**About this task**. Print the full set of records below, character for character and picture-free.

:::::

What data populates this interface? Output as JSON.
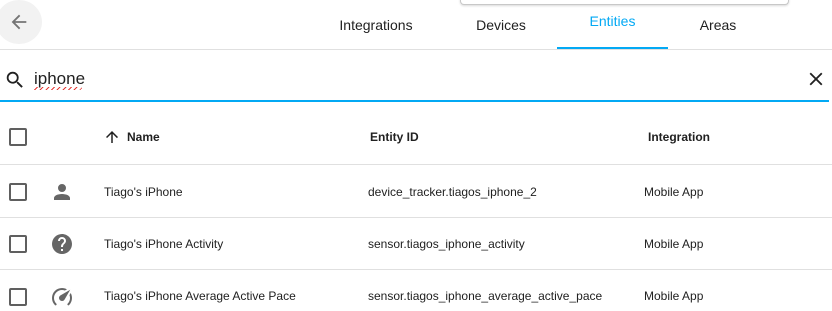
{
  "toolbar": {
    "tabs": [
      {
        "label": "Integrations",
        "active": false
      },
      {
        "label": "Devices",
        "active": false
      },
      {
        "label": "Entities",
        "active": true
      },
      {
        "label": "Areas",
        "active": false
      }
    ],
    "accent_color": "#03a9f4"
  },
  "search": {
    "value": "iphone",
    "icon": "magnify-icon",
    "clear_icon": "close-icon"
  },
  "table": {
    "columns": {
      "name": "Name",
      "entity_id": "Entity ID",
      "integration": "Integration"
    },
    "sort": {
      "column": "name",
      "direction": "ascending"
    },
    "rows": [
      {
        "icon": "account-icon",
        "name": "Tiago's iPhone",
        "entity_id": "device_tracker.tiagos_iphone_2",
        "integration": "Mobile App"
      },
      {
        "icon": "help-circle-icon",
        "name": "Tiago's iPhone Activity",
        "entity_id": "sensor.tiagos_iphone_activity",
        "integration": "Mobile App"
      },
      {
        "icon": "speedometer-icon",
        "name": "Tiago's iPhone Average Active Pace",
        "entity_id": "sensor.tiagos_iphone_average_active_pace",
        "integration": "Mobile App"
      }
    ]
  }
}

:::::

**Result of the task**.
What data populates this interface? Output as JSON.
{
  "toolbar": {
    "tabs": [
      {
        "label": "Integrations",
        "active": false
      },
      {
        "label": "Devices",
        "active": false
      },
      {
        "label": "Entities",
        "active": true
      },
      {
        "label": "Areas",
        "active": false
      }
    ],
    "accent_color": "#03a9f4"
  },
  "search": {
    "value": "iphone",
    "icon": "magnify-icon",
    "clear_icon": "close-icon"
  },
  "table": {
    "columns": {
      "name": "Name",
      "entity_id": "Entity ID",
      "integration": "Integration"
    },
    "sort": {
      "column": "name",
      "direction": "ascending"
    },
    "rows": [
      {
        "icon": "account-icon",
        "name": "Tiago's iPhone",
        "entity_id": "device_tracker.tiagos_iphone_2",
        "integration": "Mobile App"
      },
      {
        "icon": "help-circle-icon",
        "name": "Tiago's iPhone Activity",
        "entity_id": "sensor.tiagos_iphone_activity",
        "integration": "Mobile App"
      },
      {
        "icon": "speedometer-icon",
        "name": "Tiago's iPhone Average Active Pace",
        "entity_id": "sensor.tiagos_iphone_average_active_pace",
        "integration": "Mobile App"
      }
    ]
  }
}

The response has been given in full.